(SOURCE RECORDS)
BEGIN

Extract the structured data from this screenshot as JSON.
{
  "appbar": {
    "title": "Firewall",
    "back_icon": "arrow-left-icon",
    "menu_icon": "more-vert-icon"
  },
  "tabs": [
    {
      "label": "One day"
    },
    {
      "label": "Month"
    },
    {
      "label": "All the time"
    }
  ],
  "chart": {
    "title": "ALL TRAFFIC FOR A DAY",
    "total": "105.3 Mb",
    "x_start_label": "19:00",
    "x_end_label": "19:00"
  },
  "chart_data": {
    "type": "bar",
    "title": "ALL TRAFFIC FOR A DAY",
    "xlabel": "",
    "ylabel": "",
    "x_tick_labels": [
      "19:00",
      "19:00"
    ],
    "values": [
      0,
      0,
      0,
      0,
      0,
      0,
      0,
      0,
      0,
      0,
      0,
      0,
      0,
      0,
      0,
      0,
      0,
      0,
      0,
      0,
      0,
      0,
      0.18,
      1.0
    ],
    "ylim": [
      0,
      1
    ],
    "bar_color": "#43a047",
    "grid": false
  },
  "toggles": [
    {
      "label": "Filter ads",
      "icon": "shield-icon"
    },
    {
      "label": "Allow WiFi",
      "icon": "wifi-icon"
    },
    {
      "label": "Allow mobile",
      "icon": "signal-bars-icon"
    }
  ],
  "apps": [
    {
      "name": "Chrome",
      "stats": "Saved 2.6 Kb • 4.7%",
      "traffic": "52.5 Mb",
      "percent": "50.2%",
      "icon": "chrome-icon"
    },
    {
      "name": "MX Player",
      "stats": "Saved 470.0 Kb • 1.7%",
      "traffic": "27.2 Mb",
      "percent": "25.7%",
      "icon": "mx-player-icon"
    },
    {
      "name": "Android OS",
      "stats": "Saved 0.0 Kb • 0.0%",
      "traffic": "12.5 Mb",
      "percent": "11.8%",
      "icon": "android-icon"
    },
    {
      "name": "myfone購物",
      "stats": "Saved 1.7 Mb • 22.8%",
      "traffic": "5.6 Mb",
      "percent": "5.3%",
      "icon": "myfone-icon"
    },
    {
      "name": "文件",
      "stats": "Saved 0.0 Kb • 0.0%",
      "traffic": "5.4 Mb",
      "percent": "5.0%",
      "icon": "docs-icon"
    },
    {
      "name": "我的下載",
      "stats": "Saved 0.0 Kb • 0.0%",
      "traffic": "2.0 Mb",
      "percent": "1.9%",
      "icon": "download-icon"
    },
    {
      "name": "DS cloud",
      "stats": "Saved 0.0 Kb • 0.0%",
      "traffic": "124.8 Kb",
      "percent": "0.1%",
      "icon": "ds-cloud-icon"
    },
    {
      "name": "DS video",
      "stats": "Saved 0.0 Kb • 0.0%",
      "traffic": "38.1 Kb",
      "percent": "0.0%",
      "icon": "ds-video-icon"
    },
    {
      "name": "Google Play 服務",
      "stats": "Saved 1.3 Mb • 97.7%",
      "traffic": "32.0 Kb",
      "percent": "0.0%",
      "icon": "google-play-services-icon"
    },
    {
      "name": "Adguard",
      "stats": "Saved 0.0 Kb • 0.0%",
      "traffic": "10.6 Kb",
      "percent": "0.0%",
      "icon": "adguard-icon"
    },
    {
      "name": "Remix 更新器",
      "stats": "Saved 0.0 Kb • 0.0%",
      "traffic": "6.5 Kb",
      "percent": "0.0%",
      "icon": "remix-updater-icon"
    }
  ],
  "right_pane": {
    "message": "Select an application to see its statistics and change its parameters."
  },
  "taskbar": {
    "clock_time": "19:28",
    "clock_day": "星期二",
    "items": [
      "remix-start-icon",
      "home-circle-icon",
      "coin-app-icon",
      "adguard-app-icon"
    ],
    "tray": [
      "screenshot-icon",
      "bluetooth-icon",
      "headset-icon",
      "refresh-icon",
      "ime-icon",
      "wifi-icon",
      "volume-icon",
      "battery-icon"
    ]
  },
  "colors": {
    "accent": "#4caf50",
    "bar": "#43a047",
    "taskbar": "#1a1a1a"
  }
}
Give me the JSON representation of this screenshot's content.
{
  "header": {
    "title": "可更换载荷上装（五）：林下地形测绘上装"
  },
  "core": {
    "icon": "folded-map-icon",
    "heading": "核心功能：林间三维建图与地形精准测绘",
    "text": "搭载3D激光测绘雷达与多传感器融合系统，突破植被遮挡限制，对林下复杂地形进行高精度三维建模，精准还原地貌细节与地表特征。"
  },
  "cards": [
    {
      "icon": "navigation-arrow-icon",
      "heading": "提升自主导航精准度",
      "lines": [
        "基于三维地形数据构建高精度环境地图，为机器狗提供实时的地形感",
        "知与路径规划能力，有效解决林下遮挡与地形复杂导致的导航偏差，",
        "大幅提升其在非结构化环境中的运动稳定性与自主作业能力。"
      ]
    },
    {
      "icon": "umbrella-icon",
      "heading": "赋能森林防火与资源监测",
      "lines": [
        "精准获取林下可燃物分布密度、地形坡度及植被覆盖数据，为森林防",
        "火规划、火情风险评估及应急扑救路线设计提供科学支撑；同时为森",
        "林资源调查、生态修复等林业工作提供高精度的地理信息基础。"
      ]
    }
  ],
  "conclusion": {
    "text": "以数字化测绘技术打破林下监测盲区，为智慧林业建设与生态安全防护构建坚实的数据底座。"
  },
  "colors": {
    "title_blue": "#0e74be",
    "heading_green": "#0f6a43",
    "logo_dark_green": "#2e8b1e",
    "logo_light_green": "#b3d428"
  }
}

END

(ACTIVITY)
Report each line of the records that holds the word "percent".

(OUTPUT OF THE EXERCISE)
      "percent": "50.2%",
      "percent": "25.7%",
      "percent": "11.8%",
      "percent": "5.3%",
      "percent": "5.0%",
      "percent": "1.9%",
      "percent": "0.1%",
      "percent": "0.0%",
      "percent": "0.0%",
      "percent": "0.0%",
      "percent": "0.0%",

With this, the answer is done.